Suzuki Harunobu (1725?-1770)
Two Beauties by the Water’s Edge
Japan, Edo period, c. 1765
Woodblock print; ink and color on paper
Gift of James A. Michener, 1991
Honolulu Museum of Art
While diptychs (compositions spread over two panels) became popular with artists like Kiyonaga (see the later examples in this exhibition), they were unusual during Harunobu’s time, revealing the artist’s interest in novel effects that would increase the appeal (and marketability) of his prints. Harunobu often recycled his designs, and the composition on the left sheet also served as an egoyomi or calendar print, with a date on the fan corresponding to 1765; here, however, it has been changed to a crest depicting a crane.

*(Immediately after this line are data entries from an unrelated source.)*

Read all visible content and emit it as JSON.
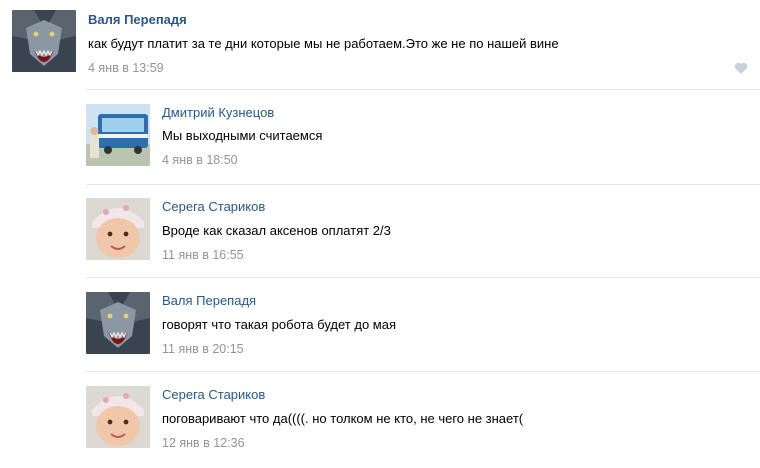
{
  "post": {
    "author": "Валя Перепадя",
    "text": "как будут платит за те дни которые мы не работаем.Это же не по нашей вине",
    "date": "4 янв в 13:59"
  },
  "replies": [
    {
      "author": "Дмитрий Кузнецов",
      "text": "Мы выходными считаемся",
      "date": "4 янв в 18:50"
    },
    {
      "author": "Серега Стариков",
      "text": "Вроде как сказал аксенов оплатят 2/3",
      "date": "11 янв в 16:55"
    },
    {
      "author": "Валя Перепадя",
      "text": "говорят что такая робота будет до мая",
      "date": "11 янв в 20:15"
    },
    {
      "author": "Серега Стариков",
      "text": "поговаривают что да((((. но толком не кто, не чего не знает(",
      "date": "12 янв в 12:36"
    }
  ],
  "icons": {
    "like": "heart-icon"
  },
  "colors": {
    "link": "#2a5885",
    "muted": "#939393",
    "divider": "#e7e8ec",
    "like": "#c5d0db"
  }
}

Two women sit by the waterside (a light wave pattern is faintly visible in the background) cooling themselves; the summer season is indicated by the setting, the plants, and above all by the diaphanous robes they wear, suggesting their lithesome figures beneath. Women in Japanese prints often are assumed to be courtesans, but the way in which these women have tied their obi sashes (in the back) indicates that they did not belong to that social category.